Jul 30, 2007
A Tree Grows At Stanford
We all know Stanford University is the pinnacle of knowledge west of the Atlantic Ocean. But while we might expect binary trees, expression trees and one particularly silly mascot, did you know the University's founder also planned a great arboretum that would be a veritable "zoo for trees," taking advantage of the region's moderate climate to grow rare and notable species from every corner of the globe?
Unfortunately, what remains in the original arboretum space planned by Frederick Law Olmsted are mostly eucalyptus and oak species as well as the palms on eponymous Palm Drive and elsewhere. The oaks are native, explicitly protected by Senator Stanford; the eucalypts were planted as fast-growing "nurse trees" to offer shade to tender exotic transplants while they established, then be removed.
As the Stanford News Service reports, in the financial crisis following the Senator's untimely death "the arboretum was neglected. Most specimen trees failed, while the heartier eucalypts flourished." When backers revived plans for the arboretum, they "upheld Stanford's vision for maintaining wooded open space, but departed from his notion of trees from around the world in favor of species native to California."

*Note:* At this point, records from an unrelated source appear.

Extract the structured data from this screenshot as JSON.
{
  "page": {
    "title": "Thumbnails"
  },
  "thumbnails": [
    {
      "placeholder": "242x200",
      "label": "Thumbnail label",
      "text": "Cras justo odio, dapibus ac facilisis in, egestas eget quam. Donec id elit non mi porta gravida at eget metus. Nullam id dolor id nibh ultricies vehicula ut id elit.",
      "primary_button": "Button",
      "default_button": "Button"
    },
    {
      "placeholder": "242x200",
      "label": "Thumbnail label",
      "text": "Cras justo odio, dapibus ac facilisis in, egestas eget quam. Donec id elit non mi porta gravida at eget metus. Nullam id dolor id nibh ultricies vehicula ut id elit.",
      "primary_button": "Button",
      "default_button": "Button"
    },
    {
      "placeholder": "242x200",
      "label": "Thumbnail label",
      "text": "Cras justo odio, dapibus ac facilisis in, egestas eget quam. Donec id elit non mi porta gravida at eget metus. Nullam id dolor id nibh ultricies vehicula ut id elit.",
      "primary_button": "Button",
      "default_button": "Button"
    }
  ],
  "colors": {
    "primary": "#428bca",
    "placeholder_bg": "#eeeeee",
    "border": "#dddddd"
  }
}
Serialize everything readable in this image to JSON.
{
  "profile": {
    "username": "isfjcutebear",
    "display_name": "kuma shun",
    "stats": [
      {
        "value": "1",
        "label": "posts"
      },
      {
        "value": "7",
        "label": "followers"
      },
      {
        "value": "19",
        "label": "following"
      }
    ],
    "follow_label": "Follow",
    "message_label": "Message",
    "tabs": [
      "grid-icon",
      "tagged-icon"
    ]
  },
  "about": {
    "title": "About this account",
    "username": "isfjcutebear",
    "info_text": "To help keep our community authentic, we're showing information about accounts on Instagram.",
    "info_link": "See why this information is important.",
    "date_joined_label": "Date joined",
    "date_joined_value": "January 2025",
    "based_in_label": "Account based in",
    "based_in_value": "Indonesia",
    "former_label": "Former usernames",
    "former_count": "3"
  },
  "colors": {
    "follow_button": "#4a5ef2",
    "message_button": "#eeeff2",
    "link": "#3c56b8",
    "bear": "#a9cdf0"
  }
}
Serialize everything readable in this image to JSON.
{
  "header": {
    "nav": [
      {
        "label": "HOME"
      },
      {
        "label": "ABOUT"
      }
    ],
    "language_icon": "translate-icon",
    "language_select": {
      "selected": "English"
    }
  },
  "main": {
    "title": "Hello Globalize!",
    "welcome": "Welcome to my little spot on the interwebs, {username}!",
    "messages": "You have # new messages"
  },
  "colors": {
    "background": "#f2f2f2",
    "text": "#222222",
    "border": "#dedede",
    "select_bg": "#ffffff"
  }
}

Nevertheless, today Stanford hosts a remarkable diversity of not only trees but also shrubs, vines, grasses and native plants, catalogued and annotated online in a tremendous resource. Horticultural notes, leaf silhouettes, tree walk maps, and more await you. Whether or not you've seen it on campus, this is a quick and gorgeous go-to guide for identifying, or selecting, that perfect specimen.